Child agency Reported and Fired for leaving Kids unsupervised

TAMPA — A foster care service has dropped a $9.2 million deal and been reported to the state’s abuse hotline following reports that its staff left nurture children unsupervised.

Eckerd Connects, the lead child welfare service from Tampa Bay, said Tuesday that it is terminating its contract with Family and Youth Alternatives to offer case management for children in Hillsborough County.

This comes after the agency dropped a teenage girl early on Jan. 24 facing an Eckerd office in Tampa alone, hungry and crying, Eckerd said in announcement.

A subsequent investigation by Eckerd discovered that children being left unsupervised by YFA has been “not an isolated event.”

Eckerd has reported the incidents to the Hillsborough County Sheriff’s Office, which conducts investigations into allegations of child abuse and neglect to the county as well as the Florida Department of Children and Families.

“It was an isolated clinic happening so we chose to complete the deal,” explained Doug Tobin, Eckerd spokesman.

Spokeswoman Lisa Brock said YFA behaved once it discovered that children were being left unsupervised. Case managers were having to handle some teens who occasionally refuse to go to college and to foster homes.

“After we became more aware that children were unsupervised we immediately stopped that practice and clearly people in the child welfare system are still dealing with human beings and, in part, these teenagers come out of mistreated and abused backgrounds and don’t always conform and cooperate,” she explained.

She added that YFA will continue to work to come up with solutions about how to deal with hard-to-place teens in foster care.

This contract’s conclusion will not take effect. Eckerd plans to run a crisis bid procedure to discover a new service to substitute YFA, that was managing some 1,700 children in Hillsborough, Tobin said.

Eckerd’s choice will not impact YFA’s $5 million deal with Eckerd to provide case management services. “We experienced numerous stakeholders that said Pasco operations and management was running easily,” Tobin said.

Tobin added that the decision wasn’t in reaction to some WFLA story that teens spent hours sitting in a vehicle at a petrol station with a YFA case manager so its connection could be used by them.

DCF Secretary Mike Carroll said that case managers who have face-to-face interaction with children have a duty not and to receive them of the counseling and services locate them a bed at evening.

“It appears that wasn’t occurring, and their contract has been terminated as a consequence of bad case management,” he explained.

“DCF has been working with Eckerd on brief- and – long-term solutions for this dilemma since it was brought to our attention on Jan. 24 and we will continue to closely track Eckerd’s progress to ensure safe and proper placements for each adolescent in their maintenance.”

Adolescents who refuse to cooperate with case managers have been a hassle for Eckerd for a while.

In 2016, the agency admitted that mostly older teens, 43 children, had slept in offices and additional locations that were unlicensed as it could not place them in homes.

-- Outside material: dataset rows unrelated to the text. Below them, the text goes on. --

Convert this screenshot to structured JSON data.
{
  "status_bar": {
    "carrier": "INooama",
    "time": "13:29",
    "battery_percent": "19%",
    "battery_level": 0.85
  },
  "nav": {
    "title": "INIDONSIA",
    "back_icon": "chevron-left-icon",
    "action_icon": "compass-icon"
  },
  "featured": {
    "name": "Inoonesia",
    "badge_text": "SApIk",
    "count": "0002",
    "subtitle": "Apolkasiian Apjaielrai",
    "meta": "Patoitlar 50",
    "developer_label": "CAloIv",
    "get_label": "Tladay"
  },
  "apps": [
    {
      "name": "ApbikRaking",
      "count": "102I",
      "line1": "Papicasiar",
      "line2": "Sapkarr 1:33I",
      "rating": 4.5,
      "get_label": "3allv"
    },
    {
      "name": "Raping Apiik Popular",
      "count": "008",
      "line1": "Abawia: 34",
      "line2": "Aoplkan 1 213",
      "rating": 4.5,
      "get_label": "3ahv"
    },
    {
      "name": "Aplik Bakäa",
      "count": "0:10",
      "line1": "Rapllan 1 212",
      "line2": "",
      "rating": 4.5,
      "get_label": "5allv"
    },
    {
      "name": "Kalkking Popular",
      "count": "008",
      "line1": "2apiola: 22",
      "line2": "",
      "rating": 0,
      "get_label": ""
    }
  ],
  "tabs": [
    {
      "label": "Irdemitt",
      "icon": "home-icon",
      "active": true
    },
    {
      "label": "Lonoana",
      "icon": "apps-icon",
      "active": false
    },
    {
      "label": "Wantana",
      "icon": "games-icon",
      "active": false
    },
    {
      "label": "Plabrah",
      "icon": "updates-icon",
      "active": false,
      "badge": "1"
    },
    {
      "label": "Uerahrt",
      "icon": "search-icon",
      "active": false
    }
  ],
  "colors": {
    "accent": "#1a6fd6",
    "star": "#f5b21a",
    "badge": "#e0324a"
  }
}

In May, Eckerd declared a contract with Camelot Community Care to run the Ybor Heights adolescent center, which is used to house and supervise children entering the foster care system until they have been placed with foster parents or in a group residence.

The Tampa Police Department had reacted to 13 disturbance calls and 57 runaway reports at the center in a interval, documents show.

Contact Christopher O’Donnell at [email¬†protected] or -LRB-813-RRB-¬†226-3446. Follow @codonnell_Times.